In 2007, Cary projected that seventeen thousand homes would have the option of using reclaimed water by 2030. More recently, Zechman Berglund says, that projection has been revised downward, perhaps because of the expense, although a Cary representative says the town expects the overall system to grow over time.
Once that infrastructure is in place, there are not-insignificant benefits to homeowners, most directly in cheaper water bills. In fact, in their paper, Zechman Berglund and Binder predict that 90 percent to 100 percent of homes with the pipes installed will use the reclaimed water by 2030.
The only obstacle? What Binder and Zechman Berglund call the "yuck factor."
"I came in as a social scientist to figure out how people make that sort of a judgment," Binder says. "The idea of using this [reclaimed] water makes people question if it's safe to drink or their children to be in contact with."
In a previous study, which surveyed twenty-eight hundred adults, Binder and Zechman Berglund found that perceptions of water reclamation varied in different areas of the country; in the South and Gulf Coast, people were colder to reclaimed water than those in the drought-prone West.
"They're already doing a lot of that in the West, and we're not doing it here as much," Zechman Berglund says. "I mean, look outside, it rains all the time here. If you're constantly confronted with the idea of not having enough water, the idea of reusing water seems like a great idea."

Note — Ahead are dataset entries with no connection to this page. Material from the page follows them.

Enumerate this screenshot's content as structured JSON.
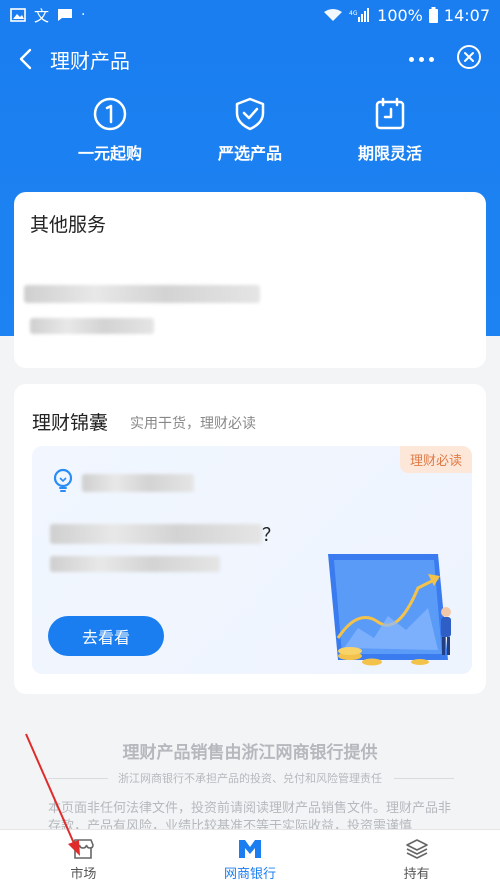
{
  "status_bar": {
    "battery": "100%",
    "time": "14:07"
  },
  "nav": {
    "title": "理财产品"
  },
  "features": [
    {
      "label": "一元起购",
      "icon": "one-circle-icon"
    },
    {
      "label": "严选产品",
      "icon": "shield-check-icon"
    },
    {
      "label": "期限灵活",
      "icon": "calendar-clock-icon"
    }
  ],
  "services": {
    "title": "其他服务"
  },
  "tips": {
    "title": "理财锦囊",
    "subtitle": "实用干货，理财必读",
    "badge": "理财必读",
    "question_mark": "？",
    "button": "去看看"
  },
  "footer": {
    "title": "理财产品销售由浙江网商银行提供",
    "subtitle": "浙江网商银行不承担产品的投资、兑付和风险管理责任",
    "disclaimer": "本页面非任何法律文件，投资前请阅读理财产品销售文件。理财产品非存款，产品有风险，业绩比较基准不等于实际收益，投资需谨慎"
  },
  "tab_bar": [
    {
      "label": "市场",
      "icon": "store-icon",
      "active": false
    },
    {
      "label": "网商银行",
      "icon": "mybank-logo-icon",
      "active": true
    },
    {
      "label": "持有",
      "icon": "holdings-icon",
      "active": false
    }
  ],
  "colors": {
    "primary": "#1a7ef0",
    "badge_text": "#e07b48",
    "badge_bg": "#fde7d9",
    "annotation_arrow": "#e02b2b"
  }
}
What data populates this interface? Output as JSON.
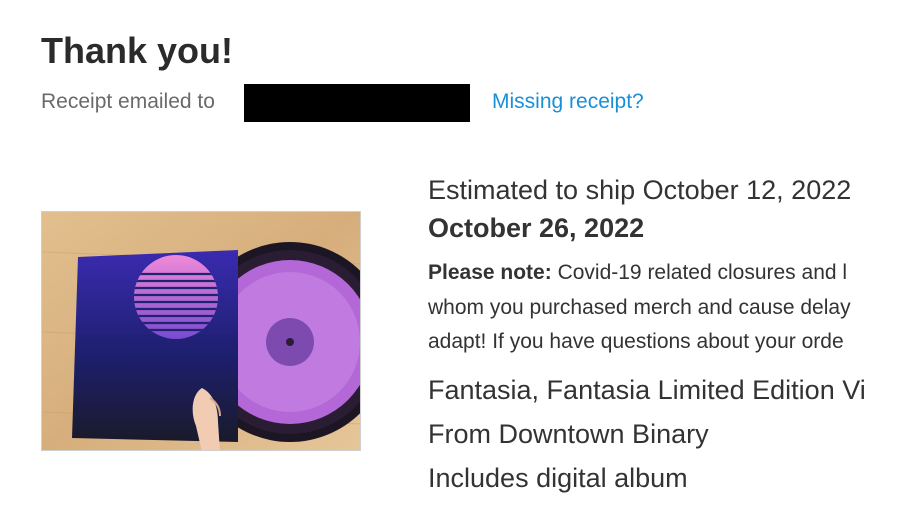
{
  "header": {
    "title": "Thank you!",
    "receipt_label": "Receipt emailed to",
    "missing_receipt_link": "Missing receipt?"
  },
  "colors": {
    "link": "#1a8fd8",
    "redaction": "#000000"
  },
  "order": {
    "ship_estimate": "Estimated to ship October 12, 2022",
    "ship_estimate_end": "October 26, 2022",
    "note_label": "Please note:",
    "note_line1": "Covid-19 related closures and l",
    "note_line2": "whom you purchased merch and cause delay",
    "note_line3": "adapt! If you have questions about your orde",
    "item_title": "Fantasia, Fantasia Limited Edition Vi",
    "item_artist": "From Downtown Binary",
    "item_extra": "Includes digital album"
  }
}
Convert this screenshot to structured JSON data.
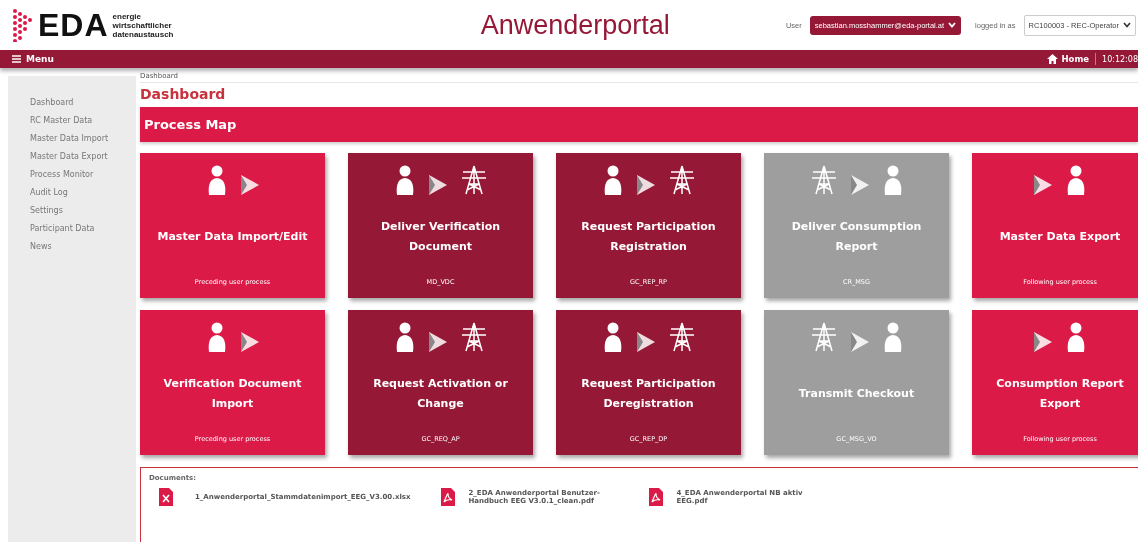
{
  "logo": {
    "mark": "EDA",
    "tagline": [
      "energie",
      "wirtschaftlicher",
      "datenaustausch"
    ]
  },
  "portal_title": "Anwenderportal",
  "user": {
    "label": "User",
    "value": "sebastian.mosshammer@eda-portal.at",
    "role_label": "logged in as",
    "role": "RC100003 - REC-Operator"
  },
  "menu_bar": {
    "menu": "Menu",
    "home": "Home",
    "time": "10:12:08"
  },
  "sidebar": {
    "items": [
      {
        "label": "Dashboard"
      },
      {
        "label": "RC Master Data"
      },
      {
        "label": "Master Data Import"
      },
      {
        "label": "Master Data Export"
      },
      {
        "label": "Process Monitor"
      },
      {
        "label": "Audit Log"
      },
      {
        "label": "Settings"
      },
      {
        "label": "Participant Data"
      },
      {
        "label": "News"
      }
    ]
  },
  "breadcrumb": "Dashboard",
  "page_title": "Dashboard",
  "section_title": "Process Map",
  "tiles": [
    {
      "kind": "user",
      "icons": [
        {
          "kind": "person"
        },
        {
          "kind": "play"
        }
      ],
      "title": "Master Data Import/Edit",
      "caption": "Preceding user process"
    },
    {
      "kind": "process",
      "icons": [
        {
          "kind": "person"
        },
        {
          "kind": "play"
        },
        {
          "kind": "tower"
        }
      ],
      "title": "Deliver Verification Document",
      "caption": "MD_VDC"
    },
    {
      "kind": "process",
      "icons": [
        {
          "kind": "person"
        },
        {
          "kind": "play"
        },
        {
          "kind": "tower"
        }
      ],
      "title": "Request Participation Registration",
      "caption": "GC_REP_RP"
    },
    {
      "kind": "inactive",
      "icons": [
        {
          "kind": "tower"
        },
        {
          "kind": "play"
        },
        {
          "kind": "person"
        }
      ],
      "title": "Deliver Consumption Report",
      "caption": "CR_MSG"
    },
    {
      "kind": "user",
      "icons": [
        {
          "kind": "play"
        },
        {
          "kind": "person"
        }
      ],
      "title": "Master Data Export",
      "caption": "Following user process"
    },
    {
      "kind": "user",
      "icons": [
        {
          "kind": "person"
        },
        {
          "kind": "play"
        }
      ],
      "title": "Verification Document Import",
      "caption": "Preceding user process"
    },
    {
      "kind": "process",
      "icons": [
        {
          "kind": "person"
        },
        {
          "kind": "play"
        },
        {
          "kind": "tower"
        }
      ],
      "title": "Request Activation or Change",
      "caption": "GC_REQ_AP"
    },
    {
      "kind": "process",
      "icons": [
        {
          "kind": "person"
        },
        {
          "kind": "play"
        },
        {
          "kind": "tower"
        }
      ],
      "title": "Request Participation Deregistration",
      "caption": "GC_REP_DP"
    },
    {
      "kind": "inactive",
      "icons": [
        {
          "kind": "tower"
        },
        {
          "kind": "play"
        },
        {
          "kind": "person"
        }
      ],
      "title": "Transmit Checkout",
      "caption": "GC_MSG_VO"
    },
    {
      "kind": "user",
      "icons": [
        {
          "kind": "play"
        },
        {
          "kind": "person"
        }
      ],
      "title": "Consumption Report Export",
      "caption": "Following user process"
    }
  ],
  "documents": {
    "label": "Documents:",
    "files": [
      {
        "kind": "xlsx",
        "name": "1_Anwenderportal_Stammdatenimport_EEG_V3.00.xlsx"
      },
      {
        "kind": "pdf",
        "name": "2_EDA Anwenderportal Benutzer-Handbuch EEG V3.0.1_clean.pdf"
      },
      {
        "kind": "pdf",
        "name": "4_EDA Anwenderportal NB aktiv EEG.pdf"
      }
    ]
  }
}
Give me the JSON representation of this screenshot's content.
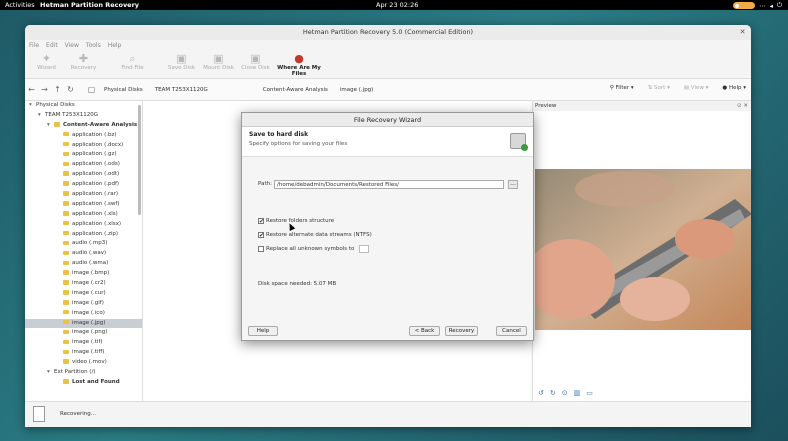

So while the researchers predict that the yuck factor will subside as people become more familiar with the technology and water conservation becomes more necessary, it'll take longer in some areas. The national outcry over lead-poisoned water in Flint, Michigan, isn't doing reclamation any favors, Binder and Zechman Bergland say—even if the source of lead poisoning is the pipes rather than reclaimed water.
"In some ways, I'm glad [the Flint story] didn't happen when we were collecting our data, because I'm sure it would've impacted it," Binder says. "That's one of the reasons why we're interested in measuring risk perception, because that's a key element of whether or not they want to use the water like this, and if they trust the people treating the water to do it properly or not."
As Zechman Berglund points out, however, all water is ultimately cyclical.
"Almost everyone is downstream from another city," she says. "Somebody who gets very freaked out about reclaimed water may not understand the cyclical nature of water itself. We're all drinking someone else's wastewater, basically."
This article appeared in print with the headline "Tapped Out"